eBook review copy: 336 pages
ISBN-13: 9781335952400

The Innocent Wife by Amy Lloyd is a so-so thriller where a lonely woman falls in love with an imprisoned killer.

Samantha (Sam), 31, is a British school teacher who became obsessed with an old true crime documentary called "Framing the Truth: The Murder of Holly Michaels." The man convicted for the murder is Dennis Danson. He was eighteen at the time of his conviction and has been on death row in Florida's Altoona Prison for twenty years. Sam frequents message boards and online sights about his case and his innocence before she takes the next step and writes to him. The two exchange letters and fall in love.

Sam, who ardently believes in his innocence, flies to to the US to meet him, fight for his freedom, and perhaps help with the new documentary being filmed about his case. Dennis proposes to her and the two are married in the prison. When his conviction is overturned and Dennis is released to a media frenzy, Sam is full of doubt and scared that she made a mistake. The couple are now living together, but share no intimacy and Dennis doesn't seem to be who she thought he was, unless it is just her own self-doubt. Adding to the mix is Carrie, the director of the first film and who is a friend of Dennis and working on the second documentary.
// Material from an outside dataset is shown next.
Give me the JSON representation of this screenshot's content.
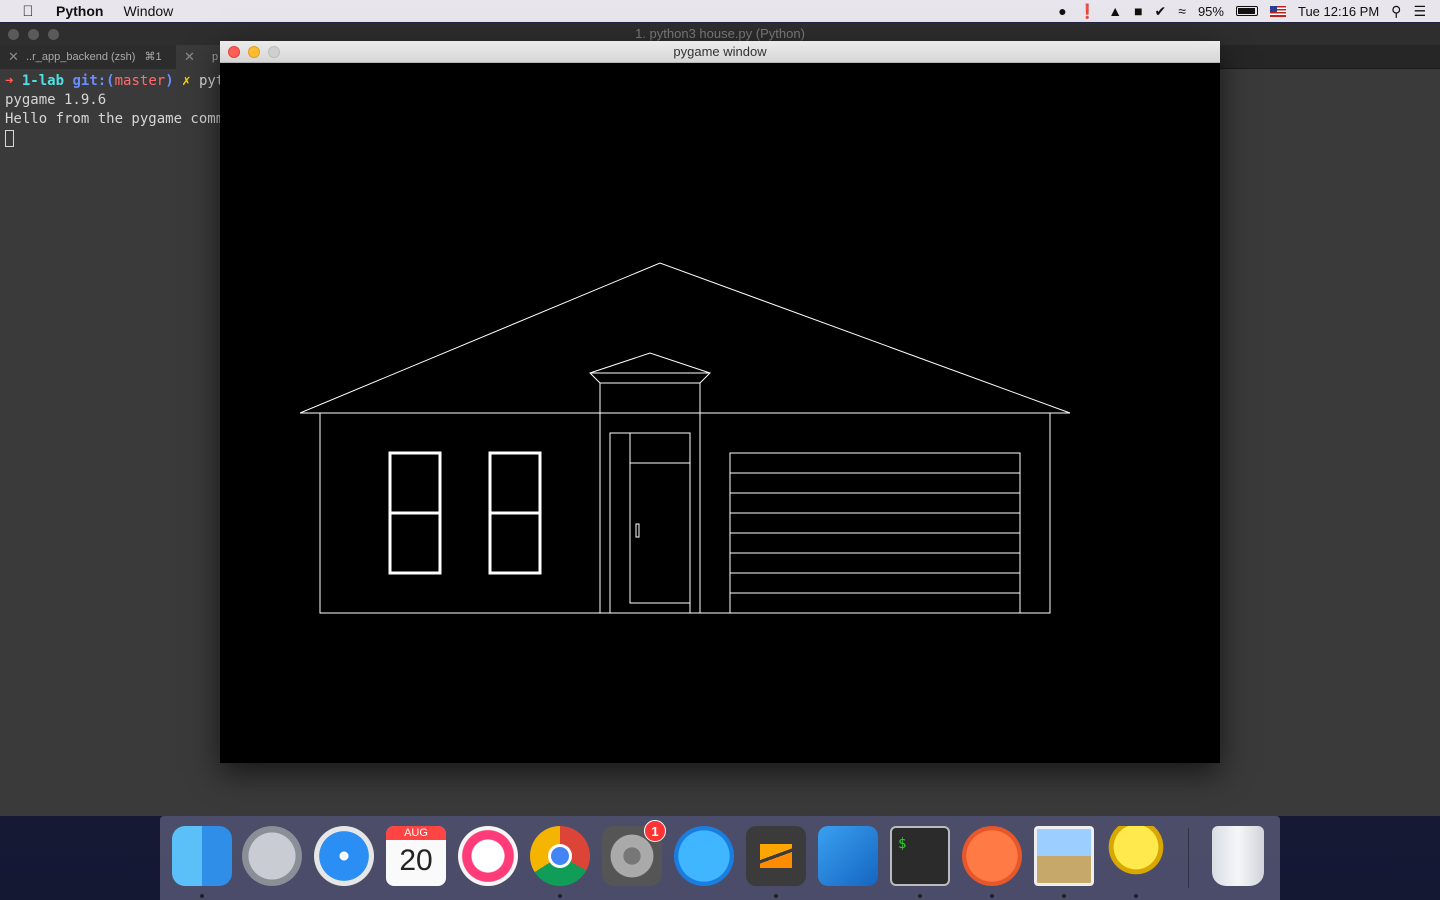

I'm conflicted on my feelings for this book. At first it held my attention, then it became... different. Believing that a lonely, emotionally insecure woman could write letters to and fall in love with a convicted killer is doable. Then they declare their love for each other and marry, huh, okay, but with raised eyebrows. He is then released from prison and their relationship is awkward. Well, duh, what exactly did you expect?  And you have to accept this premise because the rest of the story builds on it. The story is presented with excerpts from a biography of Danson that portrays his troubled past. Sam also shares a bit of her past, which helps explain some of her insecurities. As the story continued, it became boring and felt too contrived. I had no empathy for Sam. Finally, I felt early on that the hefty number of pages between action was daunting.

Disclosure: My review copy was courtesy of Hanover Square Press.

No comments: